## Data for this exercise

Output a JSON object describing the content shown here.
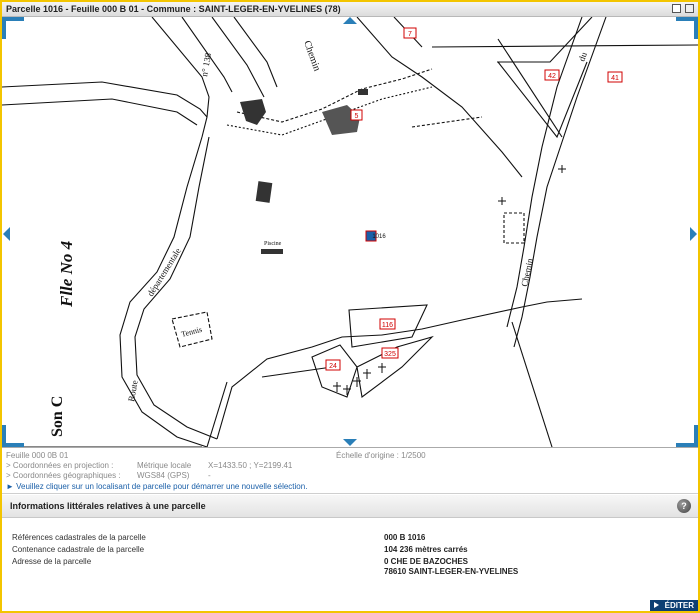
{
  "window": {
    "title": "Parcelle 1016 - Feuille 000 B 01 - Commune : SAINT-LEGER-EN-YVELINES (78)"
  },
  "map": {
    "parcel_labels": [
      "7",
      "42",
      "41",
      "5",
      "1016",
      "116",
      "24",
      "325"
    ],
    "text_labels": {
      "chemin_top": "Chemin",
      "n138": "n° 138",
      "rd": "du",
      "feuille": "Flle No 4",
      "section": "Son C",
      "route": "Route",
      "departementale": "départementale",
      "tennis": "Tennis",
      "piscine": "Piscine",
      "chemin_right": "Chemin"
    }
  },
  "info": {
    "feuille": "Feuille 000 0B 01",
    "echelle": "Échelle d'origine : 1/2500",
    "coord_proj_label": "> Coordonnées en projection :",
    "coord_proj_system": "Métrique locale",
    "coord_proj_value": "X=1433.50 ; Y=2199.41",
    "coord_geo_label": "> Coordonnées géographiques :",
    "coord_geo_system": "WGS84 (GPS)",
    "coord_geo_value": "-",
    "hint": "► Veuillez cliquer sur un localisant de parcelle pour démarrer une nouvelle sélection."
  },
  "panel": {
    "title": "Informations littérales relatives à une parcelle",
    "help": "?",
    "rows": [
      {
        "label": "Références cadastrales de la parcelle",
        "value": "000 B 1016"
      },
      {
        "label": "Contenance cadastrale de la parcelle",
        "value": "104 236 mètres carrés"
      },
      {
        "label": "Adresse de la parcelle",
        "value": "0 CHE DE BAZOCHES"
      }
    ],
    "address_line2": "78610 SAINT-LEGER-EN-YVELINES",
    "edit_label": "ÉDITER"
  },
  "colors": {
    "accent_frame": "#f3c500",
    "nav_arrow": "#2a7fb8",
    "parcel_marker": "#d00000",
    "edit_button": "#0d3f73"
  }
}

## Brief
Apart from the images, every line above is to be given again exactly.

## Exercise output
Output a JSON object describing the content shown here.
{
  "window": {
    "title": "Parcelle 1016 - Feuille 000 B 01 - Commune : SAINT-LEGER-EN-YVELINES (78)"
  },
  "map": {
    "parcel_labels": [
      "7",
      "42",
      "41",
      "5",
      "1016",
      "116",
      "24",
      "325"
    ],
    "text_labels": {
      "chemin_top": "Chemin",
      "n138": "n° 138",
      "rd": "du",
      "feuille": "Flle No 4",
      "section": "Son C",
      "route": "Route",
      "departementale": "départementale",
      "tennis": "Tennis",
      "piscine": "Piscine",
      "chemin_right": "Chemin"
    }
  },
  "info": {
    "feuille": "Feuille 000 0B 01",
    "echelle": "Échelle d'origine : 1/2500",
    "coord_proj_label": "> Coordonnées en projection :",
    "coord_proj_system": "Métrique locale",
    "coord_proj_value": "X=1433.50 ; Y=2199.41",
    "coord_geo_label": "> Coordonnées géographiques :",
    "coord_geo_system": "WGS84 (GPS)",
    "coord_geo_value": "-",
    "hint": "► Veuillez cliquer sur un localisant de parcelle pour démarrer une nouvelle sélection."
  },
  "panel": {
    "title": "Informations littérales relatives à une parcelle",
    "help": "?",
    "rows": [
      {
        "label": "Références cadastrales de la parcelle",
        "value": "000 B 1016"
      },
      {
        "label": "Contenance cadastrale de la parcelle",
        "value": "104 236 mètres carrés"
      },
      {
        "label": "Adresse de la parcelle",
        "value": "0 CHE DE BAZOCHES"
      }
    ],
    "address_line2": "78610 SAINT-LEGER-EN-YVELINES",
    "edit_label": "ÉDITER"
  },
  "colors": {
    "accent_frame": "#f3c500",
    "nav_arrow": "#2a7fb8",
    "parcel_marker": "#d00000",
    "edit_button": "#0d3f73"
  }
}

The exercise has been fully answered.